Fundamentalism within a religious context might accurately be described as a corrective reaction to the excesses of one’s own contemporaries.
Within such a context, Jesus was himself a fundamentalist. As such, he took issue with the Ancient era of his time, the excesses of which were harmful to the very humanity he came to save.
Also, as such, he was not so different than the Protestant fundamentalists of the last century or so who have taken issue with the Modern era of our time, the excesses of which they, too, perceived as being harmful to the very humanity Jesus came to save.
Allow me to explain my preposterous, you might say, notion here.
As a micro-review, the Protestant movement of fundamentalism centered around these 5 fundamentals of faith: (1) The Protestant Bible is literally true in fact, and without any factual fallacies or errors; (2) The virgin birth of Christ is literally true in fact; (3) The substitutionary atonement of Christ is literally true in fact; (4) The bodily resurrection of Christ is literally true in fact; and (5) The biblical miracles are literally true in fact.
Such statements of fundamental faith, which began as a more rural response to the urbanized enlightenment of the industrial age, where late nineteenth century “elitism” and “intellectualism” had assumed a condescending role within America, gained traction among northern Reformed Protestants by the year 1910. This shift gave cover to the early response and brought forward its own urban “elite” and “intellectual” constituency. (Can you say Princeton University?) Its bottom line was that scripture is to be read and understood as factual truth, not as metaphor or parable. The spirit of the Law, for instance, could not possibly differ from the letter of the Law. The Modernist era was harmful toward those adherents of Christianity who questioned biblical letters of authority. Hence their anti-modernist reaction.
Any quarrels with my review above in microcosm?
If not, perhaps you’ll save them for what I’m about to say.

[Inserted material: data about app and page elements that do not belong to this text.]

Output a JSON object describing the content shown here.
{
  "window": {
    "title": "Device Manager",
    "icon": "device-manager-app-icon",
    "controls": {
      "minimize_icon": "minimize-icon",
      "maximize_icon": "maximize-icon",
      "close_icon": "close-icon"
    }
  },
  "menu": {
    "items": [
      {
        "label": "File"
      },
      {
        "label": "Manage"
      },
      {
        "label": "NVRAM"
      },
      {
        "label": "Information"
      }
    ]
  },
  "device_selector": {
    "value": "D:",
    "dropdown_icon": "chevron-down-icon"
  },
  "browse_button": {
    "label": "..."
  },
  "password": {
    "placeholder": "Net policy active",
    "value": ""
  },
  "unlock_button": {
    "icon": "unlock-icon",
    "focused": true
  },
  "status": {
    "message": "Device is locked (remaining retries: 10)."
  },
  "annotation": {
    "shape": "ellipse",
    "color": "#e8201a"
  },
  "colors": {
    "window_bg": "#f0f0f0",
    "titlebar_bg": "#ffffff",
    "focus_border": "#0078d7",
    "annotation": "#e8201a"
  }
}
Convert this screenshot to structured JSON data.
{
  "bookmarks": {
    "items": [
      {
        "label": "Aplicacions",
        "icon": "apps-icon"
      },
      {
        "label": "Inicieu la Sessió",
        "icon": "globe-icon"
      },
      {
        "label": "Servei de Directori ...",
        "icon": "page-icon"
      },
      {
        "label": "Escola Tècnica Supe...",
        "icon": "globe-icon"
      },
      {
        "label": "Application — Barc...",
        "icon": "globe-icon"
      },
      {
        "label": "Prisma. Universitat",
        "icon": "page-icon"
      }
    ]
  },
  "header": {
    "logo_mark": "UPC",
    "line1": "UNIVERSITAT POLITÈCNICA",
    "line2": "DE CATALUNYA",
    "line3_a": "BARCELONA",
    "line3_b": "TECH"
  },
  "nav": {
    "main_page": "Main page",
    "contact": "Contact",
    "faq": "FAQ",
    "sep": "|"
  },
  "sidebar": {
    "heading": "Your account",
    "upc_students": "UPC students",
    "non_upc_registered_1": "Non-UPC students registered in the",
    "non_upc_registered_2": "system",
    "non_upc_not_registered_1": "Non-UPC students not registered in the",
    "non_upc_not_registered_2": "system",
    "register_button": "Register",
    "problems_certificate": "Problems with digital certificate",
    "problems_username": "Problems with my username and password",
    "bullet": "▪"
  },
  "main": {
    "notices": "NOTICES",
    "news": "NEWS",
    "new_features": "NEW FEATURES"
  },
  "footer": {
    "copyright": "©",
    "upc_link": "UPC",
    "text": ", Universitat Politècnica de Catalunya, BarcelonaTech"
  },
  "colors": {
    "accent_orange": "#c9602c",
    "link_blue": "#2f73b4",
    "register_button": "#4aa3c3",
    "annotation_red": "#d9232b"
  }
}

Because I’m not so sure Jesus didn’t have his own 5 fundamentals of faith, aimed at protecting those being harmed by the Ancient era of urban religious elitists and self-avowed intellectuals. I wonder if he might not have listed them in something of this order: (1) The Kingdom of Heaven alone is literally true in fact, and all other prior kingdoms on earth (Roman Empire included) are the stuff of metaphors and parables; (2) The Spiritual new birth in baptism is literally true in fact, regardless of any physical birth circumstance; (3) The cross of atonement is only a metaphorical substitute, for true atonement comes when we take up our own cross and follow him, whereby we are saved by losing our own lives (not his life instead); (4) The bodily resurrection here on earth is literally the “woke Church” going into the worldly kingdoms and empires to baptize and teach people to love others as Christ has loved us; and (5) The greatest biblical miracle is when we follow the Christ by loving God as he did with all his heart, mind, soul and strength and by loving even his enemy neighbor as he loved himself; in laying down our lives for others’ sake; and in doing unto others what we would have others do unto us.
Now before we break out our New Testament books, chapters, and verses, even those in red letters, and go about arguing my points, suffice it to say that I’m mostly convinced that the Gospel of Jesus as taught by himself was a reaction against the Ancient fundamentals of faith that had gotten all twisted up in seeing the letter but missing the spirit; believing the fact but doubting the parable or metaphor or allegory; affirming the writings but denying the Kingdom; feeding the wolf but starving the sheep; and glorifying the authorities while persecuting those who questioned authority and spoke truth to power.
It will be hard to convince me that Jesus was not, fundamentally, offering humanity a Modern Gospel to replace the Ancient norms and superstitions for his people. Or that the Protestant evangelicals of mostly 20th century America are not, fundamentally, offering humanity the Ancient norms and superstitions to replace Christ’s Modern Gospel for our people. I will be a tough sell when it comes to seeing Jesus and today’s fundamentalists bearing his name as being on the same track going in the same direction. On the same track, yes. But I see them moving in opposite directions. While Jesus is progressing away from the Ancients and into our Modern and even Post-Modern age, today’s fundamentalists are regressing away from our own age and into, and for, the very Ancient norms Jesus was reacting against. I would call that a disconnect.
And in which case, I would answer the greater call to connection, hoping to become a fundamentalist like Jesus during this New Year of 2020.